Shareholders' agreements are a very important part of corporate law.
Conceptually, it is nothing more than an agreement made between some or all of the contributors (shareholders) with the purpose of laying down the contributors' rights and obligations in relation to their shareholdings in the company.
The company laws and the very detailed regulation contained therein do not specifically mention or include the agreements made between the shareholders of a company.
There is nothing to prevent a single individual or another company from owning the entire capital of a limited company or a private limited company. However, the share capital is usually distributed between several shareholders.
In general, the company law regulates the relations between a company and its shareholders, but not the mutual relations between the shareholders. In the latter case, there is a large degree of latitude and this is one of the main reasons why there is so much focus on shareholders' agreements in connection with the formation of companies with more than one contributor (shareholder).
In addition to the fundamental points in a shareholders' agreement containing provisions on pre-emption rights in case a shareholder wishes to sell his shares, the contents of a shareholders' agreement range from provisions on the election and composition of the board, dividend and the parties' rights in case of a takeover (typically the minority shareholders' right to sell) to provisions on rights and obligations in connection with a stock exchange flotation of the company and issues in relation to competing activities between the parties.
Depending on the specific situation and the distribution of shares, a shareholders' agreement can also contain provisions to the effect that the distribution of votes - although different on paper - must be equal, perhaps over a certain period of time.
Usually, the shareholders' agreement is given a seal of approval in as much as it is agreed that in all relations between the parties the shareholders' agreement shall take precedence when the contributors' rights and obligations are decided on and shall - to the largest possible extent - also take precedence over the company's Articles of Association and the company law.
To someone who is considering contributing as a minority shareholder it is especially important to have a certainty of his rights, however just as often a dominant shareholder wishes to secure his rights beyond the provisions of company law, even though he may have the absolute majority of the votes.
In start-up companies, especially in the IT and biotech sectors, a shareholders' agreement often contains provisions that must be met in relation to the continuous technological development (milestones) before some shareholders are under an obligation to invest further.
The preparation of shareholders' agreements is an important part of Plesner's business consultancy services.

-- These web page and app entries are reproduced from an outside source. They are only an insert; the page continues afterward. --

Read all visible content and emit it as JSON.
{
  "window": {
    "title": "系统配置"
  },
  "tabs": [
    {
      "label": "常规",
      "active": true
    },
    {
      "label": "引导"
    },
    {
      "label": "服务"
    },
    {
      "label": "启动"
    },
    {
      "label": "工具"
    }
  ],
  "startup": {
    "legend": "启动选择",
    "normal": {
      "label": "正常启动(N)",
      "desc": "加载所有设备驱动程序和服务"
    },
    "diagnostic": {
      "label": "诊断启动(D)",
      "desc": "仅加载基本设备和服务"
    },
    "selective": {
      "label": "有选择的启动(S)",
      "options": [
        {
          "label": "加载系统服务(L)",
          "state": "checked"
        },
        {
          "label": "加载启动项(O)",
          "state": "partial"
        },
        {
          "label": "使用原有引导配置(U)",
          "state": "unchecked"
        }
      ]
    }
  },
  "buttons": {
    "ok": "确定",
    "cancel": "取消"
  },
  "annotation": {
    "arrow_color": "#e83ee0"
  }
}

We have a great deal of experience in drafting such agreements and in regulating multinational situations with regard to Danish companies.